• TRY IT
Word for word, print all of the lines below.

ENTRIES SUPPLIED: Begin

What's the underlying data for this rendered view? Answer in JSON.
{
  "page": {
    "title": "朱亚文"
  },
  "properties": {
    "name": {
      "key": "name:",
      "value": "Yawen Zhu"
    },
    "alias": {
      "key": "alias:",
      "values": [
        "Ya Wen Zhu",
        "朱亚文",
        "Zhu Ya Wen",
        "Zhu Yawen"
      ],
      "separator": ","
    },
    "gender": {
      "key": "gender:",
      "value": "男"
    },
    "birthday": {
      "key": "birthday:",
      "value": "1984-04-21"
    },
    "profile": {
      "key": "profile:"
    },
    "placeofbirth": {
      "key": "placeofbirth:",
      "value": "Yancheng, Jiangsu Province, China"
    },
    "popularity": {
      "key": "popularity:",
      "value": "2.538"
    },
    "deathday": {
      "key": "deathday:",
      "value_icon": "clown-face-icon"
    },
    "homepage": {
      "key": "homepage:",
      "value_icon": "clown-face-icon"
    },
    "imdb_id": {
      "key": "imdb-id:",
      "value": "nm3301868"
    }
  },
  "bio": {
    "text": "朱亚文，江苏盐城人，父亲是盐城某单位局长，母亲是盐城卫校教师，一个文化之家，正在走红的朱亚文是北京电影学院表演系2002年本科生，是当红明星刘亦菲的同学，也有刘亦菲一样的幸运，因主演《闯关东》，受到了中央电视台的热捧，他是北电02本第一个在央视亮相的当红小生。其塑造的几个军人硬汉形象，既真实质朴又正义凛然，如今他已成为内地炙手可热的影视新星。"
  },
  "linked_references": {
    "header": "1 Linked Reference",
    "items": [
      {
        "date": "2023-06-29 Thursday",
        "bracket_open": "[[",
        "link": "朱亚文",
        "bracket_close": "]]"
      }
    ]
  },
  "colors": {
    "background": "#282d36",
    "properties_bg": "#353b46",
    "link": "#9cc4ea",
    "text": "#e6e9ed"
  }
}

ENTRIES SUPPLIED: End

• COMPLETED TASK
What's the underlying data for this rendered view? Answer in JSON.
{
  "page": {
    "title": "朱亚文"
  },
  "properties": {
    "name": {
      "key": "name:",
      "value": "Yawen Zhu"
    },
    "alias": {
      "key": "alias:",
      "values": [
        "Ya Wen Zhu",
        "朱亚文",
        "Zhu Ya Wen",
        "Zhu Yawen"
      ],
      "separator": ","
    },
    "gender": {
      "key": "gender:",
      "value": "男"
    },
    "birthday": {
      "key": "birthday:",
      "value": "1984-04-21"
    },
    "profile": {
      "key": "profile:"
    },
    "placeofbirth": {
      "key": "placeofbirth:",
      "value": "Yancheng, Jiangsu Province, China"
    },
    "popularity": {
      "key": "popularity:",
      "value": "2.538"
    },
    "deathday": {
      "key": "deathday:",
      "value_icon": "clown-face-icon"
    },
    "homepage": {
      "key": "homepage:",
      "value_icon": "clown-face-icon"
    },
    "imdb_id": {
      "key": "imdb-id:",
      "value": "nm3301868"
    }
  },
  "bio": {
    "text": "朱亚文，江苏盐城人，父亲是盐城某单位局长，母亲是盐城卫校教师，一个文化之家，正在走红的朱亚文是北京电影学院表演系2002年本科生，是当红明星刘亦菲的同学，也有刘亦菲一样的幸运，因主演《闯关东》，受到了中央电视台的热捧，他是北电02本第一个在央视亮相的当红小生。其塑造的几个军人硬汉形象，既真实质朴又正义凛然，如今他已成为内地炙手可热的影视新星。"
  },
  "linked_references": {
    "header": "1 Linked Reference",
    "items": [
      {
        "date": "2023-06-29 Thursday",
        "bracket_open": "[[",
        "link": "朱亚文",
        "bracket_close": "]]"
      }
    ]
  },
  "colors": {
    "background": "#282d36",
    "properties_bg": "#353b46",
    "link": "#9cc4ea",
    "text": "#e6e9ed"
  }
}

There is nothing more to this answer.